Masters Kantam and Buck open the floor for questions. It’s clear how much uncertainty there is among the Padawans, with a barrage of questions stemming from the tragic events of The Rising Storm. It shows how hard it must be to be a Padawan in the face of so much uncertainty, while the Jedi are equally nervous about how to answer. A thought I’ve had reading along is that these stories are preparing us for the Padawans to take a larger role in the future of The High Republic, most likely when they’re older and fully trained Jedi. I think it’s great authors are taking the opportunity to highlight the terrible things they’ve experienced as a way to inform their future stories and actions, whether those are for good or bad.

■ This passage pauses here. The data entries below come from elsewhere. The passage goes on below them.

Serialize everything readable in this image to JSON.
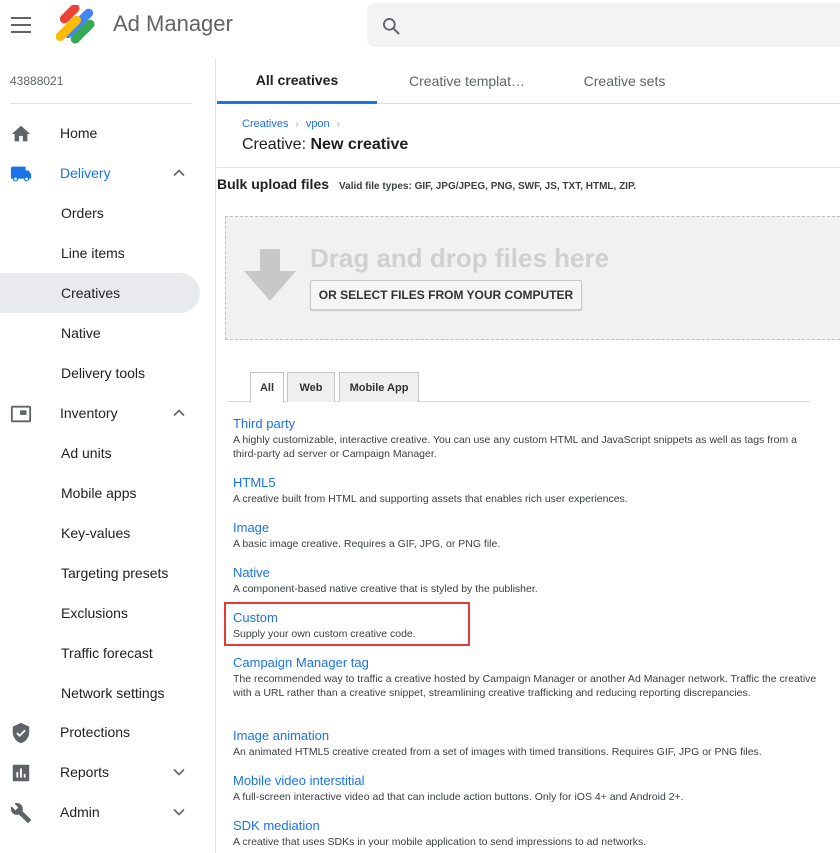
{
  "app": {
    "title": "Ad Manager",
    "network_id": "43888021"
  },
  "colors": {
    "accent": "#1a73e8",
    "highlight": "#e53935"
  },
  "sidebar": {
    "items": [
      {
        "label": "Home",
        "icon": "home-icon"
      },
      {
        "label": "Delivery",
        "icon": "truck-icon"
      },
      {
        "label": "Orders"
      },
      {
        "label": "Line items"
      },
      {
        "label": "Creatives"
      },
      {
        "label": "Native"
      },
      {
        "label": "Delivery tools"
      },
      {
        "label": "Inventory",
        "icon": "inventory-icon"
      },
      {
        "label": "Ad units"
      },
      {
        "label": "Mobile apps"
      },
      {
        "label": "Key-values"
      },
      {
        "label": "Targeting presets"
      },
      {
        "label": "Exclusions"
      },
      {
        "label": "Traffic forecast"
      },
      {
        "label": "Network settings"
      },
      {
        "label": "Protections",
        "icon": "shield-icon"
      },
      {
        "label": "Reports",
        "icon": "bar-chart-icon"
      },
      {
        "label": "Admin",
        "icon": "wrench-icon"
      }
    ]
  },
  "tabs": [
    "All creatives",
    "Creative templat…",
    "Creative sets"
  ],
  "breadcrumb": [
    "Creatives",
    "vpon"
  ],
  "page": {
    "title_prefix": "Creative:",
    "title_bold": "New creative"
  },
  "bulk": {
    "title": "Bulk upload files",
    "valid_types": "Valid file types: GIF, JPG/JPEG, PNG, SWF, JS, TXT, HTML, ZIP.",
    "drop_text": "Drag and drop files here",
    "select_button": "OR SELECT FILES FROM YOUR COMPUTER"
  },
  "type_tabs": [
    "All",
    "Web",
    "Mobile App"
  ],
  "creative_types": [
    {
      "name": "Third party",
      "desc": "A highly customizable, interactive creative. You can use any custom HTML and JavaScript snippets as well as tags from a third-party ad server or Campaign Manager."
    },
    {
      "name": "HTML5",
      "desc": "A creative built from HTML and supporting assets that enables rich user experiences."
    },
    {
      "name": "Image",
      "desc": "A basic image creative. Requires a GIF, JPG, or PNG file."
    },
    {
      "name": "Native",
      "desc": "A component-based native creative that is styled by the publisher."
    },
    {
      "name": "Custom",
      "desc": "Supply your own custom creative code."
    },
    {
      "name": "Campaign Manager tag",
      "desc": "The recommended way to traffic a creative hosted by Campaign Manager or another Ad Manager network. Traffic the creative with a URL rather than a creative snippet, streamlining creative trafficking and reducing reporting discrepancies."
    },
    {
      "name": "Image animation",
      "desc": "An animated HTML5 creative created from a set of images with timed transitions. Requires GIF, JPG or PNG files."
    },
    {
      "name": "Mobile video interstitial",
      "desc": "A full-screen interactive video ad that can include action buttons. Only for iOS 4+ and Android 2+."
    },
    {
      "name": "SDK mediation",
      "desc": "A creative that uses SDKs in your mobile application to send impressions to ad networks."
    }
  ]
}
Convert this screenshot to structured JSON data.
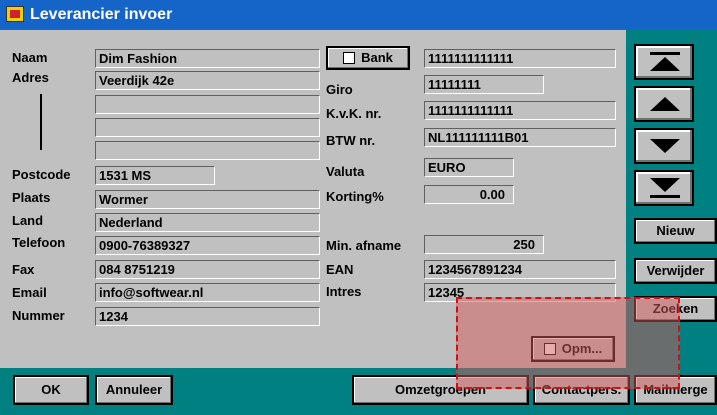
{
  "window": {
    "title": "Leverancier invoer"
  },
  "labels": {
    "naam": "Naam",
    "adres": "Adres",
    "postcode": "Postcode",
    "plaats": "Plaats",
    "land": "Land",
    "telefoon": "Telefoon",
    "fax": "Fax",
    "email": "Email",
    "nummer": "Nummer",
    "giro": "Giro",
    "kvk": "K.v.K. nr.",
    "btw": "BTW nr.",
    "valuta": "Valuta",
    "korting": "Korting%",
    "min_afname": "Min. afname",
    "ean": "EAN",
    "intres": "Intres"
  },
  "values": {
    "naam": "Dim Fashion",
    "adres1": "Veerdijk 42e",
    "adres2": "",
    "adres3": "",
    "adres4": "",
    "postcode": "1531 MS",
    "plaats": "Wormer",
    "land": "Nederland",
    "telefoon": "0900-76389327",
    "fax": "084 8751219",
    "email": "info@softwear.nl",
    "nummer": "1234",
    "bank": "1111111111111",
    "giro": "11111111",
    "kvk": "1111111111111",
    "btw": "NL111111111B01",
    "valuta": "EURO",
    "korting": "0.00",
    "min_afname": "250",
    "ean": "1234567891234",
    "intres": "12345"
  },
  "buttons": {
    "bank": "Bank",
    "opm": "Opm...",
    "nieuw": "Nieuw",
    "verwijder": "Verwijder",
    "zoeken": "Zoeken",
    "ok": "OK",
    "annuleer": "Annuleer",
    "omzetgroepen": "Omzetgroepen",
    "contactpers": "Contactpers.",
    "mailmerge": "Mailmerge"
  },
  "colors": {
    "titlebar": "#1565c9",
    "panel": "#008080",
    "face": "#c0c0c0"
  }
}
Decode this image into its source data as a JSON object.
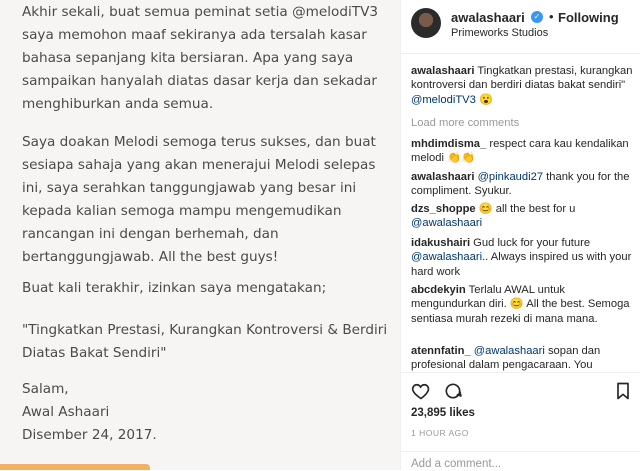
{
  "post_image": {
    "para1": "Akhir sekali, buat semua peminat setia @melodiTV3\nsaya memohon maaf sekiranya ada tersalah kasar\nbahasa sepanjang kita bersiaran. Apa yang saya\nsampaikan hanyalah diatas dasar kerja dan sekadar\nmenghiburkan anda semua.",
    "para2": "Saya doakan Melodi semoga terus sukses, dan buat\nsesiapa sahaja yang akan menerajui Melodi selepas\nini, saya serahkan tanggungjawab yang besar ini\nkepada kalian semoga mampu mengemudikan\nrancangan ini dengan berhemah, dan\nbertanggungjawab. All the best guys!",
    "para3": "Buat kali terakhir, izinkan saya mengatakan;",
    "para4": "\"Tingkatkan Prestasi, Kurangkan Kontroversi & Berdiri\nDiatas Bakat Sendiri\"",
    "para5": "Salam,\nAwal Ashaari\nDisember 24, 2017."
  },
  "header": {
    "username": "awalashaari",
    "verified": "✓",
    "separator": "•",
    "follow_status": "Following",
    "location": "Primeworks Studios"
  },
  "caption": {
    "username": "awalashaari",
    "text": " Tingkatkan prestasi, kurangkan kontroversi dan berdiri diatas bakat sendiri\" ",
    "mention": "@melodiTV3",
    "emoji": " 😮"
  },
  "load_more": "Load more comments",
  "comments": [
    {
      "user": "mhdimdisma_",
      "pre": " respect cara kau kendalikan melodi 👏👏",
      "mention": "",
      "post": ""
    },
    {
      "user": "awalashaari",
      "pre": " ",
      "mention": "@pinkaudi27",
      "post": " thank you for the compliment. Syukur."
    },
    {
      "user": "dzs_shoppe",
      "pre": " 😊 all the best for u ",
      "mention": "@awalashaari",
      "post": ""
    },
    {
      "user": "idakushairi",
      "pre": " Gud luck for your future ",
      "mention": "@awalashaari",
      "post": ".. Always inspired us with your hard work"
    },
    {
      "user": "abcdekyin",
      "pre": " Terlalu AWAL untuk mengundurkan diri. 😊 All the best. Semoga sentiasa murah rezeki di mana mana.",
      "mention": "",
      "post": ""
    },
    {
      "user": "atennfatin_",
      "pre": " ",
      "mention": "@awalashaari",
      "post": " sopan dan profesional dalam pengacaraan. You"
    }
  ],
  "likes": "23,895 likes",
  "time_ago": "1 HOUR AGO",
  "add_comment_placeholder": "Add a comment...",
  "icons": [
    "heart-icon",
    "comment-icon",
    "bookmark-icon"
  ],
  "colors": {
    "accent": "#3897f0",
    "mention": "#003569",
    "muted": "#999999",
    "strip": "#f3b061"
  }
}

It also reminds readers of how shaky things are for the Jedi Order right now, as they are tested on so many fronts.
Meet Jedi Master Sav Malagán, who singularly takes down the storm attacking her temple. The Nihil don’t put up a fight because they don’t even have a chance to. Sav casually hops from ship to ship, dissecting each one with her twin, amethyst-bladed lightsabers. Krix is furious, but like an angry child, runs back to tell his parental figure some mean Jedi beat him. Most Nihil would be terrified of returning to Marchion Ro in failure, so once again it’s demonstrated the toxic paternal relationship between the two at least keeps Krix alive.
Though the Jedi try to soothe the anxiety of the Padawans, they offer transparency about a more urgent matter. Zeen learns her friend Krix has been leading deadly raids on Jedi outposts. Because she’s the narrator, we see her reconcile her sorrow for the friend she thought she knew with the urgency of stopping the person he’s become. She realizes they both came from the same place, poisoned against the Force and the Jedi by their upbringing. Zeen realizes if she can choose good, Krix should have been able to, and his choice to join the Nihil isn’t on her. The guilt she carried is gone, and she makes the choice to help the Jedi stop her friend. I love the journey Older’s taken Zeen on, through these comics and Race to Crashpoint Tower. She’s clear on who she is up to this point, and finds a new path with her found family and friends in the Jedi.
At the other end of the galaxy, Krix continues to make his choices. I have sympathy for Krix, as it’s clear he’s being manipulated by Marchion Ro, who suffered abuse and manipulation of his own by his father, Asgar. The generational cycle of abuse seems to be passing down to his protege, and Krix is so blinded by his prejudice that he doesn’t see what’s happening. I have to trust Older’s writing that, somewhere down the line, this character – perhaps Marchion Ro, as well – will get a shot at doing the right thing. Redemption is a reoccurring theme in Star Wars, and as we know… no one’s ever really gone.
This is a great introduction to the new arc. The High Republic Adventures has cast a lot of open plot threads out, and Daniel José Older takes his time exploring them. That’s fine with me. We have plenty of time, especially since we are still at the beginning. Watching these characters grow as Padawans will pay off, and the story itself provides plenty of intrigue. Themes of friendship, loyalty, and hope bring out the best of Star Wars, and that’s so true for The High Republic Adventures. Can’t wait to watch these kids grow up!